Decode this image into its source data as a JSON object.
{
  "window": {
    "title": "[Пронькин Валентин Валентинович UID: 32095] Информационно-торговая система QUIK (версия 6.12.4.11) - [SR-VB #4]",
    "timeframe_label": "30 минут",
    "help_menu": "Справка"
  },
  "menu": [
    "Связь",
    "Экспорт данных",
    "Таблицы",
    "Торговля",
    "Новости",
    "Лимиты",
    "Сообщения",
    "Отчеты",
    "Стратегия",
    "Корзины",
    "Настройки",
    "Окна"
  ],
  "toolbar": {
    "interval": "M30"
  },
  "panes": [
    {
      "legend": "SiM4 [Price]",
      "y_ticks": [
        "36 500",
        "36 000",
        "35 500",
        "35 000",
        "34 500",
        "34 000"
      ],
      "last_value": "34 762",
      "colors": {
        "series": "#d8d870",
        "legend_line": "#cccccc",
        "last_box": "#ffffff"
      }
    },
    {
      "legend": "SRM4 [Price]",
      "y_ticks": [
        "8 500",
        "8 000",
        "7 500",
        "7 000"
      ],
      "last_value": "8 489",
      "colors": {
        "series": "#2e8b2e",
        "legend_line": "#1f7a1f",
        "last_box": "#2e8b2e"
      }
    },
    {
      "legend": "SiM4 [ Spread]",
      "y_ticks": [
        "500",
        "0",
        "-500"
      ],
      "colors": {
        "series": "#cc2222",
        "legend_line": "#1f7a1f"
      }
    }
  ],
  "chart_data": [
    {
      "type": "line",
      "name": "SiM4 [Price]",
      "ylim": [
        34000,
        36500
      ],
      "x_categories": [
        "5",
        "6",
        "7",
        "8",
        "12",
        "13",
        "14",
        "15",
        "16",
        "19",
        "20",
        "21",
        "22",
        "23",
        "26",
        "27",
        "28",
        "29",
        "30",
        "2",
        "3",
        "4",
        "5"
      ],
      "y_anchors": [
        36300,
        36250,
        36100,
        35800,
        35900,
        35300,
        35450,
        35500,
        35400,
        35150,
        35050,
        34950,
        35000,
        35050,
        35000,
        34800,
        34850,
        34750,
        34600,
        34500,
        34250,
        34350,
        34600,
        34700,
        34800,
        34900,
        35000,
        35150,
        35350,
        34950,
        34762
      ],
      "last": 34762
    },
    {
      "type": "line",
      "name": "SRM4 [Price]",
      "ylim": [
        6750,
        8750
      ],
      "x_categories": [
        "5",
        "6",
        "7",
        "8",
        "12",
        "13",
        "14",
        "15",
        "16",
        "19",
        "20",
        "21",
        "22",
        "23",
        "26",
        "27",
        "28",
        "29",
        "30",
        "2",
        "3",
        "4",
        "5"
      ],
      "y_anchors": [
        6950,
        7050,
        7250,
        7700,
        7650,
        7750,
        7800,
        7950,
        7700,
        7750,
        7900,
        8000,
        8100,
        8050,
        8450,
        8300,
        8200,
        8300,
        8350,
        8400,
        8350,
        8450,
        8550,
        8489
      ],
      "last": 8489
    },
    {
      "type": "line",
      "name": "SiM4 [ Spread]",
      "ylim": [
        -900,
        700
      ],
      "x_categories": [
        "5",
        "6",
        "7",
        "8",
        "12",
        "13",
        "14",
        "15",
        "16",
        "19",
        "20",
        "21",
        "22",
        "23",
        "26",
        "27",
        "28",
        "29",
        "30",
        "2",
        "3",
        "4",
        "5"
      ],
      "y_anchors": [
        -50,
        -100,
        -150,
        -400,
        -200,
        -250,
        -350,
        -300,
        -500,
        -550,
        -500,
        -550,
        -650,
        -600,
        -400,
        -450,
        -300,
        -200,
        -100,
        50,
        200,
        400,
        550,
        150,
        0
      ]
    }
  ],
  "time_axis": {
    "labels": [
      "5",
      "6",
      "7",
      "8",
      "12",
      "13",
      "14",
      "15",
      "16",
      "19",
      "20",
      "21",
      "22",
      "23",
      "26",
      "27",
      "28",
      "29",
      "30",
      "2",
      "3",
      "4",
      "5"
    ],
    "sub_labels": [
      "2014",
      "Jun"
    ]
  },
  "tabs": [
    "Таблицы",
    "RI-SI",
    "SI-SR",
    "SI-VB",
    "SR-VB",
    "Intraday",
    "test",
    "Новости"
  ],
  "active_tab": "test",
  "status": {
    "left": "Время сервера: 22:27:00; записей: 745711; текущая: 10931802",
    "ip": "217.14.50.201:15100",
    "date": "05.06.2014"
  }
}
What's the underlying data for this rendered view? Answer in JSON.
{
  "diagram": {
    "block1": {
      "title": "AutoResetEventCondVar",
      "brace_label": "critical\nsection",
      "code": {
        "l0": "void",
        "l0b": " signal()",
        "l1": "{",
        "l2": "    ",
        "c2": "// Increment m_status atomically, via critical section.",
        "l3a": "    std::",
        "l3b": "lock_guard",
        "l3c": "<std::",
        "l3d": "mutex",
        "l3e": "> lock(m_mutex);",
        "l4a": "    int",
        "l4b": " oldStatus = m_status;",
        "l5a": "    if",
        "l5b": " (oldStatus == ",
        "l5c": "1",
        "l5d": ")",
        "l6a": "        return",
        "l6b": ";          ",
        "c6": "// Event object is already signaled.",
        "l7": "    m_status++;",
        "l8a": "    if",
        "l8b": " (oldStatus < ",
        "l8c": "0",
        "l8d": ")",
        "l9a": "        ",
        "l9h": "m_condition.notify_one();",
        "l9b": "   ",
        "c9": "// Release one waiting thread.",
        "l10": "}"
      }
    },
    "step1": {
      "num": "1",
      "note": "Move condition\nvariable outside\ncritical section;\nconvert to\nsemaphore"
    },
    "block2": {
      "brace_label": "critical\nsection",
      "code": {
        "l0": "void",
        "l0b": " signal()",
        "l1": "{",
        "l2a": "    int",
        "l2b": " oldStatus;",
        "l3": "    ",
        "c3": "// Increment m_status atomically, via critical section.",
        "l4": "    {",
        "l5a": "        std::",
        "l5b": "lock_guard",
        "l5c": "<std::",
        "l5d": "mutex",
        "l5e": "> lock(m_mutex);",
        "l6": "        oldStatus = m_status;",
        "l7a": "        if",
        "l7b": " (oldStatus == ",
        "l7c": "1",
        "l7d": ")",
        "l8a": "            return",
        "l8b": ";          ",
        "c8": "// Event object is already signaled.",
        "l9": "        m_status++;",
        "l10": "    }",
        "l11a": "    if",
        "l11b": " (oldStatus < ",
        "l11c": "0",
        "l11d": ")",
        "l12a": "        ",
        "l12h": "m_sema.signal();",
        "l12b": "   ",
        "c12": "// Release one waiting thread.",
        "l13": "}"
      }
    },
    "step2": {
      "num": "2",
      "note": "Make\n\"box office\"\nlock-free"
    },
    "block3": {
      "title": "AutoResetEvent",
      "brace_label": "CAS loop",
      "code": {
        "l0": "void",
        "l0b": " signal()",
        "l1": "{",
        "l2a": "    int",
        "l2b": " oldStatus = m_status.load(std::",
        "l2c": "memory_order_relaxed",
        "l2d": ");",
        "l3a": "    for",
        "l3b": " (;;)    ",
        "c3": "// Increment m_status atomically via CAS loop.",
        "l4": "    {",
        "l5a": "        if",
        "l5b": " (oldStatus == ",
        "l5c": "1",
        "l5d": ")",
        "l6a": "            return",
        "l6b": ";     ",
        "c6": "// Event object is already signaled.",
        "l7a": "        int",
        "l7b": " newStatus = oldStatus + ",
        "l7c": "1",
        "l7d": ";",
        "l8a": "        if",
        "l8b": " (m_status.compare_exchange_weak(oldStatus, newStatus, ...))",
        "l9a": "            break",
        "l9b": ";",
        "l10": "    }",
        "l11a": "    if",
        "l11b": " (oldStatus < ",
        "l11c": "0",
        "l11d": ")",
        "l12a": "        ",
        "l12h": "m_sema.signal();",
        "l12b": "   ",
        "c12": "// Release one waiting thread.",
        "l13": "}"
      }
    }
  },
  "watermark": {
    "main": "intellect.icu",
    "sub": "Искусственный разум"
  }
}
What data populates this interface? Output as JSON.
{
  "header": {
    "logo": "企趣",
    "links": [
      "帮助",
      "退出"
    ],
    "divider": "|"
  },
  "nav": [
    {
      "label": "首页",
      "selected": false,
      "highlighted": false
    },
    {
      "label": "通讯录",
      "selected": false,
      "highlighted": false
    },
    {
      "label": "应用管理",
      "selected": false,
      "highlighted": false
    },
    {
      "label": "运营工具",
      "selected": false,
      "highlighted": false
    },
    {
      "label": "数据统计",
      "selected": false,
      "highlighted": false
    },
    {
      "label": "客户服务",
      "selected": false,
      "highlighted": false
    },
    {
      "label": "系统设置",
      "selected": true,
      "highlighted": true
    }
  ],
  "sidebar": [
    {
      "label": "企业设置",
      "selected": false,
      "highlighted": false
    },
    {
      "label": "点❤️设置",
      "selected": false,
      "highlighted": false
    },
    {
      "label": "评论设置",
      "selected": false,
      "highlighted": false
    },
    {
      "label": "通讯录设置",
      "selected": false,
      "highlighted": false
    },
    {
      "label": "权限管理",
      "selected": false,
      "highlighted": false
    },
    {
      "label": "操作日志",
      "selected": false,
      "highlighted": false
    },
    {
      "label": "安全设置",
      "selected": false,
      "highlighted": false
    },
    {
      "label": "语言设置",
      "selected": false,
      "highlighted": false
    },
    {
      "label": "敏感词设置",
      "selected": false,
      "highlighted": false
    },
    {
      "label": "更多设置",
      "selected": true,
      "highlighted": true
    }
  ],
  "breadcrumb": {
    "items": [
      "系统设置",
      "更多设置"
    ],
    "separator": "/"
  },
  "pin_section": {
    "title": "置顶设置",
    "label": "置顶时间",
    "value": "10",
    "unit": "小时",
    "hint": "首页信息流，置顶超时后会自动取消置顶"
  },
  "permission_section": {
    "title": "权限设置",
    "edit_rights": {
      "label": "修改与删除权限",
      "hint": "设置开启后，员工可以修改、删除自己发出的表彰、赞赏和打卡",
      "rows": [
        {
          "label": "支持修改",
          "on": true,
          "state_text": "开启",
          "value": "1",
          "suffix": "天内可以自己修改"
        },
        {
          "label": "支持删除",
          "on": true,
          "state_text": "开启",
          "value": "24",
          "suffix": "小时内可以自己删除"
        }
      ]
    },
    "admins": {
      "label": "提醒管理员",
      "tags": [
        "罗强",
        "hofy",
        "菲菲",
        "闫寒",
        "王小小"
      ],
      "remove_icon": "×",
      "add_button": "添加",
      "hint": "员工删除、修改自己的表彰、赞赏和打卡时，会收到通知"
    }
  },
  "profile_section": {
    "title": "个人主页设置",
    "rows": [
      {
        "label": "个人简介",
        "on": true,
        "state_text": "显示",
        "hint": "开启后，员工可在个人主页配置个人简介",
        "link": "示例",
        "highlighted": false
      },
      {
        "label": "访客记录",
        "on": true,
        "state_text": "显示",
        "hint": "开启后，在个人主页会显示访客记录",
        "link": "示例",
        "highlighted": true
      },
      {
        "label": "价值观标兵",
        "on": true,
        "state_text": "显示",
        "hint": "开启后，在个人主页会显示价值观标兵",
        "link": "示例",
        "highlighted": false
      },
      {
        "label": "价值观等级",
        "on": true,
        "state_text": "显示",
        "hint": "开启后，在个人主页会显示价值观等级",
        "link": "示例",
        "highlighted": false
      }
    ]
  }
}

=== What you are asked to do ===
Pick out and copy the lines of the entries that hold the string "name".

=== The completed task ===
      "name": "SiM4 [Price]",
      "name": "SRM4 [Price]",
      "name": "SiM4 [ Spread]",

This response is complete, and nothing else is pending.